The entire proceeding was recorded in the presence of Pakistan officials; India contended that Jadhav seemed to be under immense pressure. India is demanding independent access to Jadhav because capital punishment was awarded to him in a secret trial; therefore, any information from Jadhav can help India.
The Vienna Convention was signed to regulate diplomatic relations. A consular access treaty was also signed in the year 1963. The treaties were formed under the auspices of the United Nations. Once India is granted Independent access, it can arrange the best legal service for Jadhav allowed under Pakistan laws since the Pulwama attack tensions have been there between the two countries. After India struck down Article 370, new tensions have developed. Pakistan, by holding a free and fair trial, can ease the tensions. If a civil court conducts the trial, help can be provided, but if the military court continues to govern it, little can be done. If Pakistan denies following ICJ's verdict, India might severe diplomatic relations and use International pressure, but all these measures must be used cautiously to maintain peace.
The ICJ has given its verdict. Both countries have assured to follow the judgement. While Pakistan granted consular access to India, it was not entirely free from control. From the statements delivered by Harish salve, it seems that India might approach ICJ once again to remind Pakistan about the judgement.
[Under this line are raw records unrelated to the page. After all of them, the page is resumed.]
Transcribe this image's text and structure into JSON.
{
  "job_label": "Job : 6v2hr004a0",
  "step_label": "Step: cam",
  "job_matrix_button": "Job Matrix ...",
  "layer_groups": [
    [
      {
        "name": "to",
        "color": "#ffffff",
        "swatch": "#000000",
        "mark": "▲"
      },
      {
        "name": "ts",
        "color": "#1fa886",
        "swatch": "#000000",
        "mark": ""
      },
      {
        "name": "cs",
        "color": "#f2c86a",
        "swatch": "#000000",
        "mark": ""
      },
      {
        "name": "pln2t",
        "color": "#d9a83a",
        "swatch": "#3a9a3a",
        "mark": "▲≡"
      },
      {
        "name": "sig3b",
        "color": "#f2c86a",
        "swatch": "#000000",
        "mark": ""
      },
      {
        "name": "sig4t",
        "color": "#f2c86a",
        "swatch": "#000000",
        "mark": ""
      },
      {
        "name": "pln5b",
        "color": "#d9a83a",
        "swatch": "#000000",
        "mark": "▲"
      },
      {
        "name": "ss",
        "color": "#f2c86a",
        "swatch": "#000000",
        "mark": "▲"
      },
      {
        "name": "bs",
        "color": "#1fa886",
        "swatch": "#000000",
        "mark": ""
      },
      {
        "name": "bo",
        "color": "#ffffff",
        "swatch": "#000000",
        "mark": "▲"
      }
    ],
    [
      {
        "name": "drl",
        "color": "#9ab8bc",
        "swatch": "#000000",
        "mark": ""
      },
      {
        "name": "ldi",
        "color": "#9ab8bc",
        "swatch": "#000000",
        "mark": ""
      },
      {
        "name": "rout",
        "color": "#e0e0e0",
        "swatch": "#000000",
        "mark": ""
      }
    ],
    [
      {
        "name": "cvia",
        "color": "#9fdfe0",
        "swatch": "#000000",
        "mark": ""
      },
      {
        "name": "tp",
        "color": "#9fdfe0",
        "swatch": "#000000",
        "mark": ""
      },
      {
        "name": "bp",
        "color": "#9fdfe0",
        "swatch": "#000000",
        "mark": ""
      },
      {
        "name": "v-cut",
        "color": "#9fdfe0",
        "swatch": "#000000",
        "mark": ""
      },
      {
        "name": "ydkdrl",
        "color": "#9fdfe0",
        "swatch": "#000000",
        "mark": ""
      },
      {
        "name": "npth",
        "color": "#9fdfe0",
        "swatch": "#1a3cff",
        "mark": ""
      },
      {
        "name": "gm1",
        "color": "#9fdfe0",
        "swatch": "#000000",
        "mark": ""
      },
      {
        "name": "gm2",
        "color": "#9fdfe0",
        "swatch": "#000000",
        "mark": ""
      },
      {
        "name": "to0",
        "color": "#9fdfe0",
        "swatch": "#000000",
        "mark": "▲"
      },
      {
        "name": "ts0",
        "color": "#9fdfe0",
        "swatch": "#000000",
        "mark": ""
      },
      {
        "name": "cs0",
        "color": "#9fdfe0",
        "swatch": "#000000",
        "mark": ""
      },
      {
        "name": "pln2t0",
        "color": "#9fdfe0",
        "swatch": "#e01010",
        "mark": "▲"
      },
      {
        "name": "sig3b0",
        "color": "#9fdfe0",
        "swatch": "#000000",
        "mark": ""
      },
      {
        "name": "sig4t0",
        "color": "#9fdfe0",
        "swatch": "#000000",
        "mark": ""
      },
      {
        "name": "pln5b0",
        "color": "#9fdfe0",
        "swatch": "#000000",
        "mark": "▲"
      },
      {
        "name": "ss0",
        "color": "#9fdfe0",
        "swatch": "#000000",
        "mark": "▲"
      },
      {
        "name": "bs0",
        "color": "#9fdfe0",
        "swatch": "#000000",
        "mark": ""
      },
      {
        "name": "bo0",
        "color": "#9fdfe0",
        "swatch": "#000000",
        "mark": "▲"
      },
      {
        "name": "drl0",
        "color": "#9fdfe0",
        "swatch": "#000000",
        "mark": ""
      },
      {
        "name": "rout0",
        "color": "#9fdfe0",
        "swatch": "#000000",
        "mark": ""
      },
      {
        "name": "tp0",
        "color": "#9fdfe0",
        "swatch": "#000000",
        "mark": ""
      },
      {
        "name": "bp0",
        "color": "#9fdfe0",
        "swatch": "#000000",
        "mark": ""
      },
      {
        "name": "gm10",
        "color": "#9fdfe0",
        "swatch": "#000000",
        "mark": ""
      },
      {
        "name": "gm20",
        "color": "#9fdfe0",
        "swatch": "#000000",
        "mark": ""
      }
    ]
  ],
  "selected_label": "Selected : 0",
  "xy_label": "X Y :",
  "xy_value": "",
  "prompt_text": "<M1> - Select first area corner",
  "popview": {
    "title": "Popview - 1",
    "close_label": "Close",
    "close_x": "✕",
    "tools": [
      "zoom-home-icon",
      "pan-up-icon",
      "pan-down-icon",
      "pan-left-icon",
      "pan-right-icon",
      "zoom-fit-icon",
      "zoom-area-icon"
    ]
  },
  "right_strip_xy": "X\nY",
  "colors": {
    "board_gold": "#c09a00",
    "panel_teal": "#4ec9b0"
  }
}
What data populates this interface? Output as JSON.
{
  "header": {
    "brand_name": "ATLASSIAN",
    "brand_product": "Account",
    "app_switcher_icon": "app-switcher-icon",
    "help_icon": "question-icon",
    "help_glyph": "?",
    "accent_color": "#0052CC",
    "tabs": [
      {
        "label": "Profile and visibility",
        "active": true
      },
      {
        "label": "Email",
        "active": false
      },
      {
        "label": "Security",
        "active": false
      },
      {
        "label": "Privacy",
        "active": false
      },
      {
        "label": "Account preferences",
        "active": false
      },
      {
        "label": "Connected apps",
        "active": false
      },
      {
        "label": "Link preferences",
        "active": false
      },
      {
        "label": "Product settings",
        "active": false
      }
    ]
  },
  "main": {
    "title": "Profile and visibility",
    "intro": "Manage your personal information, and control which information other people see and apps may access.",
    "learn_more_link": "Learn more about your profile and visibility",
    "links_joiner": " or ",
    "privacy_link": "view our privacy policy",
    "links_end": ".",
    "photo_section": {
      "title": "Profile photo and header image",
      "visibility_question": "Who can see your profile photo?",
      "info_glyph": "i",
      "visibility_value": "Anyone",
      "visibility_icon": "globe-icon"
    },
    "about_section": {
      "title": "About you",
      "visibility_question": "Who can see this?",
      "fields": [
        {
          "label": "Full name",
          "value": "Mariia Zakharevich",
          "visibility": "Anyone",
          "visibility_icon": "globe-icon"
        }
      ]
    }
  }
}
In reply to statements given by Advocate Salve, Pakistan's spokesperson said that the statements are false and misrepresent the facts, and assured that Pakistan is following up with the verdict and will continue to abide by further pronouncements as the case proceeds. India's co-operation would be required to ensure justice. Thus both countries need to co-operate to conclude mutually.
Hidayatullah National Law University, (HNLU) Raipur